For at least half a century Americans have shown a marked aversion to electing bald men to their nation’s highest office. Excluding Gerald Ford (1974-77) who was bald but not elected, the last bald president was Dwight D. Eisenhower (1953-61). Europeans have been more sympathetic to the bare-headed politico (Churchill, Papandreou, Simitis, Giscard d’Estaing, Mitterand, Chirac, Craxi, Mussolini), but even they have lagged behind the Soviets, who inexplicably installed, if not exactly elected, bald and hirsute leaders in strict alternation: Lenin (bald), Stalin (hairy), Khrushchev (bald), Brezhnev (hairy), Andropov (bald), Chernenko (hairy), Gorbachev (bald) – a tradition that has been maintained in the Russian Republic with Yeltsin (hairy) and Putin (comb-over).
From p281 of Mutants: On the Form, Varieties and Errors of the Human Body by Armand Marie Leroi.
Online science think-tank Edge has a discussion about the role of common sense theories in explaining physics and cognitive science.
Science writer John Horgan bemoanes the fact that scientific theories have become so complex and fantastical that common sense has gone out of the window.
He cites various examples in the physical and ‘mind sciences’ which, he claims, demonstrates that theories are becoming useless and untestable.
In reply, Horgan’s comments are met with a robust response, with psychologist Daniel Gilbert going as far as saying “such a silly trifle that it doesn’t dignify serious response”!
Link to ‘In Defense of Common Sense’.
Quick links from the past week in mind and brain news:
Manchester University initiates a survey on out-of-body experiences – which you can participate in here.
Workaholics are better in bed claims questionable recent study.
The placebo effect causes real-life opioids to flood the brain.
Change blindness is particularly associated with a small area of the parietal lobe, finds magnetic brain stimulation study (via BoingBoing).
In the UK, suicide is most likely to occur on Mondays, possibly due to a “sense of unease over starting something new”.
Men score consistently higher on IQ tests than women, claims controversial new study.
A reader writes (thanks nick!)

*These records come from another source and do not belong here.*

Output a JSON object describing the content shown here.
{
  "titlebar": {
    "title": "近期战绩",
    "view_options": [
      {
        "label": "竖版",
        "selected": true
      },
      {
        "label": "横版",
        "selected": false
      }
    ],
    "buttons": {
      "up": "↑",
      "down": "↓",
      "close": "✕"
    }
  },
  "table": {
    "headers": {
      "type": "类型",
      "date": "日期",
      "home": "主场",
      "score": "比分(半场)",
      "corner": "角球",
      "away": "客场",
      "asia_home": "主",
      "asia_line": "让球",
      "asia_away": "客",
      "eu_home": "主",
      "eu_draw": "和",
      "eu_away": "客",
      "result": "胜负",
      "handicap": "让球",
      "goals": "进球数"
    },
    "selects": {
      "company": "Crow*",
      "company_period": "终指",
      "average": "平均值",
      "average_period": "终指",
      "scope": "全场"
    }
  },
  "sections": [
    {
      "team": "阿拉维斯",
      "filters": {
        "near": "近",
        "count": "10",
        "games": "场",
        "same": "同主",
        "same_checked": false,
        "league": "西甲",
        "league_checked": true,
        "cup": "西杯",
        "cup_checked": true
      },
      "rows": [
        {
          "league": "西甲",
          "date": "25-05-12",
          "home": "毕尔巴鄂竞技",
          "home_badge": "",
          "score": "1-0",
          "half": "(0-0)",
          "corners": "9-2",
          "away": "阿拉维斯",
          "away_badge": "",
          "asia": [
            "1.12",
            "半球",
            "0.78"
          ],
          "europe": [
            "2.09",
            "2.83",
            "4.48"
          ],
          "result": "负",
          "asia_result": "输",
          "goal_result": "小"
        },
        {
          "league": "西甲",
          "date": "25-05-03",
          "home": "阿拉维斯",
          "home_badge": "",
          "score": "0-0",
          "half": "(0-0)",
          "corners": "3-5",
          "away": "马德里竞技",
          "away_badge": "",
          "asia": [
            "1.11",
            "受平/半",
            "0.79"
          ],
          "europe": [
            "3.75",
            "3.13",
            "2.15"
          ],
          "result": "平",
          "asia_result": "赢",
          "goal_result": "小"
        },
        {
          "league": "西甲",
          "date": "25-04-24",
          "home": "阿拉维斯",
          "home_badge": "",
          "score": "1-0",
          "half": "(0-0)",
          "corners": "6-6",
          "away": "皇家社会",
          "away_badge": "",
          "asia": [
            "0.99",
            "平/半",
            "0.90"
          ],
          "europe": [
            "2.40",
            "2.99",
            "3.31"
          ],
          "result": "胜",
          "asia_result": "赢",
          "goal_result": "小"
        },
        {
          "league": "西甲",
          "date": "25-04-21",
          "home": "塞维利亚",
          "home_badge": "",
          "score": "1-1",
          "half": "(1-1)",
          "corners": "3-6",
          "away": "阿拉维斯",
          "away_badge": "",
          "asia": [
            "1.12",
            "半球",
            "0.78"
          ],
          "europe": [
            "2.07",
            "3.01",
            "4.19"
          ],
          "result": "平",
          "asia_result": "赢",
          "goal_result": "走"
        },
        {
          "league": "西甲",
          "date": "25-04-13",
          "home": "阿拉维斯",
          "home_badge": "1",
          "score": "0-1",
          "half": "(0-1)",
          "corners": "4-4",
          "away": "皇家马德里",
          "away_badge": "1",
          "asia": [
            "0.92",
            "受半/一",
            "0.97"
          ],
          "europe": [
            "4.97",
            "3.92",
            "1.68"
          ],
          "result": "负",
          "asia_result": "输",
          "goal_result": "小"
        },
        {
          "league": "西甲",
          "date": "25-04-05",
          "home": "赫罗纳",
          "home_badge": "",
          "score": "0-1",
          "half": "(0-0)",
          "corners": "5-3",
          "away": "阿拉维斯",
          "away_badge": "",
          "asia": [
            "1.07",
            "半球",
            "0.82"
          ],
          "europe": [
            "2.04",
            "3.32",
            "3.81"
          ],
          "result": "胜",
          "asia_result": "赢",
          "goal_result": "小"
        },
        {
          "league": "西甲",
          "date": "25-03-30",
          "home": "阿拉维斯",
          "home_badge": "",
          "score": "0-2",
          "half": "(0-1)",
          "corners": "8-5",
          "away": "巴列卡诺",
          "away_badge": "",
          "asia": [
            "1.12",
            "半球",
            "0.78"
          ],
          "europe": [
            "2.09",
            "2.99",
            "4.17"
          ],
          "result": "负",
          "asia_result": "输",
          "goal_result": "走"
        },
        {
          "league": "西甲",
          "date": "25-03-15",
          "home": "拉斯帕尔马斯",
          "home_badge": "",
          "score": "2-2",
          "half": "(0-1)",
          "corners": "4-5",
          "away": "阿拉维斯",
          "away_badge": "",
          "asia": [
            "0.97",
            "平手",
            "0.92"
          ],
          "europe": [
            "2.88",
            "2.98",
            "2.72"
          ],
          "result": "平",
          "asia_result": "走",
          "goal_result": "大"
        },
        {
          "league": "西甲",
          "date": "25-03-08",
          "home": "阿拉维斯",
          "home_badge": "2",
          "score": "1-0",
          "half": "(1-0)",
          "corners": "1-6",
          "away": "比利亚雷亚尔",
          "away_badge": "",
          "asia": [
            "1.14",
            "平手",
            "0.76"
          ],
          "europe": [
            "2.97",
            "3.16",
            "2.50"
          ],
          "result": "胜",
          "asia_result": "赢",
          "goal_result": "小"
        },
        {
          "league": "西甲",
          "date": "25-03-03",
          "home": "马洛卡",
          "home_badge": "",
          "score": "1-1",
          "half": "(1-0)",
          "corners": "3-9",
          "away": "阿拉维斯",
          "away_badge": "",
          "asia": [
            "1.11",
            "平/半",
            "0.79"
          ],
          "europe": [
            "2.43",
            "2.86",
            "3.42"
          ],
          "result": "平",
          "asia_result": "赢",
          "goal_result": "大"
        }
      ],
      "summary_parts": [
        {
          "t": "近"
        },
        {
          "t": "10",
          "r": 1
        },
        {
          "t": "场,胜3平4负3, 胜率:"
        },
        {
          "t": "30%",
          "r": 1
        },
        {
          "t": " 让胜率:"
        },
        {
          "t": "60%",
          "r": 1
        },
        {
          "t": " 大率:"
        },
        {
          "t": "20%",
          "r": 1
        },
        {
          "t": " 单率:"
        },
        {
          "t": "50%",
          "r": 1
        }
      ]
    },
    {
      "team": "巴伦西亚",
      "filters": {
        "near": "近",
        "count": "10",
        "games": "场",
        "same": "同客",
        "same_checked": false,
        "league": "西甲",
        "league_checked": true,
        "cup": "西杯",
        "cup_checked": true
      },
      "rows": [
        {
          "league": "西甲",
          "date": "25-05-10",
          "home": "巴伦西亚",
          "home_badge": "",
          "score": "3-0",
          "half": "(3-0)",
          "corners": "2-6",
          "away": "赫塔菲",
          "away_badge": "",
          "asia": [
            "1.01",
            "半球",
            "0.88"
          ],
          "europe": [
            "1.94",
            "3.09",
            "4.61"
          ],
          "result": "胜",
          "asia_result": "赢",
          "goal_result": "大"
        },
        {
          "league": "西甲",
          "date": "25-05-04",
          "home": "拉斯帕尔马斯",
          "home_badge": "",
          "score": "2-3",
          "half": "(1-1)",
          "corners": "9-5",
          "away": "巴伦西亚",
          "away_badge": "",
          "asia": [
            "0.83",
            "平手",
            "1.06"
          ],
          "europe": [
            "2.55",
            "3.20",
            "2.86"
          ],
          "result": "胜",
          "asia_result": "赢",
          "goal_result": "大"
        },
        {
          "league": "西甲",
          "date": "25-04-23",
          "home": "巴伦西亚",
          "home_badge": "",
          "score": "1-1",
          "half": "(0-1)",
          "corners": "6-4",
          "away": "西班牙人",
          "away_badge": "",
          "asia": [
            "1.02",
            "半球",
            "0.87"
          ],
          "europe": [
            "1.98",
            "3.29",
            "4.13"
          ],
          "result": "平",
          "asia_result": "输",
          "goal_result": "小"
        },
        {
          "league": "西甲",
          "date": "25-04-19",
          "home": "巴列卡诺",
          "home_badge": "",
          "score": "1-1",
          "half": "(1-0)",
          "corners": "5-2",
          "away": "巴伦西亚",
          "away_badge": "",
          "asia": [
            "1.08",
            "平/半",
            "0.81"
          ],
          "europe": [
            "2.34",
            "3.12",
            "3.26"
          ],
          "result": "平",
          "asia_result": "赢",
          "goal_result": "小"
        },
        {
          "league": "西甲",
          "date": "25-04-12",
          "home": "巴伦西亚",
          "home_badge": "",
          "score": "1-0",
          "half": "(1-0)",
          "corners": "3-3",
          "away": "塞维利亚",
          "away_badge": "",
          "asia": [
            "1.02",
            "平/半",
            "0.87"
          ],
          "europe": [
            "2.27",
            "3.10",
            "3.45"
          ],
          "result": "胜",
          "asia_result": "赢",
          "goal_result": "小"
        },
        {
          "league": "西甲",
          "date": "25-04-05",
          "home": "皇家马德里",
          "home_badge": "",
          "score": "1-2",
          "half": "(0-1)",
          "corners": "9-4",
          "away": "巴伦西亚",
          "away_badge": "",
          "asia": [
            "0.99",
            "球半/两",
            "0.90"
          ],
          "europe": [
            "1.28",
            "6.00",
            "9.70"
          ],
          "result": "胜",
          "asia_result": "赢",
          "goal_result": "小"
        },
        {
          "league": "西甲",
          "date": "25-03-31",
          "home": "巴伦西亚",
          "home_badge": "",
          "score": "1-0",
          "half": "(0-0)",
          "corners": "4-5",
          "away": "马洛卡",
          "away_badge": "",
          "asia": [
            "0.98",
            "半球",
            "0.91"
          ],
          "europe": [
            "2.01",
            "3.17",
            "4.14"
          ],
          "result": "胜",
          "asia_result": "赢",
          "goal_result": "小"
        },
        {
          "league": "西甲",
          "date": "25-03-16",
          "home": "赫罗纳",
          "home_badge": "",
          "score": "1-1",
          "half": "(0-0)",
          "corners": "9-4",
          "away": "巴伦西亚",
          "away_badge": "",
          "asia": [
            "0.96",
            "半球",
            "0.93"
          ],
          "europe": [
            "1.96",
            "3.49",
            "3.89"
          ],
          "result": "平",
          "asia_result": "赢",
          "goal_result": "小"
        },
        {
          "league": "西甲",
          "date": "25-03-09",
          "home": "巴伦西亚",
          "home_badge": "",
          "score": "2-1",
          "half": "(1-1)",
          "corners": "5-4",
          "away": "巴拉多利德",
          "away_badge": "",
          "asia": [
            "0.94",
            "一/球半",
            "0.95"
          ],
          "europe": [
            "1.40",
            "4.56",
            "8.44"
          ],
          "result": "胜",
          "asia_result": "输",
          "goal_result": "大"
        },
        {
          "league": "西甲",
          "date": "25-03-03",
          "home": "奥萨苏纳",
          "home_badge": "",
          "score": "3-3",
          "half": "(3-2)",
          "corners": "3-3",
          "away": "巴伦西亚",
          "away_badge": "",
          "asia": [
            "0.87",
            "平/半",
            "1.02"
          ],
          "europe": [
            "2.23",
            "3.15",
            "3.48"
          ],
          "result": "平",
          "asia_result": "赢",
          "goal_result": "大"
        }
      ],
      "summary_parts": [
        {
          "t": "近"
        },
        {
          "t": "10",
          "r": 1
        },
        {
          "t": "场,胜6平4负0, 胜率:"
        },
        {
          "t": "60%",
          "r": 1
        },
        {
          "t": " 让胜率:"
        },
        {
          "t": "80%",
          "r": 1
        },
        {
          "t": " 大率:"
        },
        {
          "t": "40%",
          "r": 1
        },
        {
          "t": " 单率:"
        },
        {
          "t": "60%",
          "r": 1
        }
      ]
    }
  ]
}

Not gonna impress any girls with this one, but… I was looking at my mother’s ceiling fan the other day trying to determine how many blades it had. It was on its highest setting so it was nearly impossible to do. Until I blinked. If you blink rapidly, it disrupts the brains attempts at connecting frames of sight into continuous motion. Thus a whirling blur becomes a clear frame of sight, easily analyzed. Not sure where else this little trick could pay off. A nice illustration of the characteristics of our visual systems though.
Cool. Freed from the constraint having to make sense of continous input, your visual system can to make sense of the single ‘frame’ of input it does have. An example of less is more? I noticed something similar when riding my bike. When I glance down at the front wheel, it appears blurred. But when I look back at the road, my visual system delivers me a snapshot of the wheel, unblurred. What is happening – I’m guessing – is that as I move from looking at the wheel to the road ahead there is a moment of saccadic suppression [Hack #17] when visual input is cut off. Into this gap the ‘frame’ of the wheel is resolved. Also lending a hand may be a neural mechanism which turns off saccadic suppression if the velocity of the eyes matches that of a moving object (with your eyes stationary a moving object is blurred, with your eyes moving a stationary object is blurred, but if your eyes move at the same speed as an object you can get a clear image). For this to work the object needs to be nicely textured, so your low-level visual apparatus can gauge its velocity. Which explains why i get the effect on my mountain bike, which has big treads on the tyres, but not on a road bike, which has smooth tyres.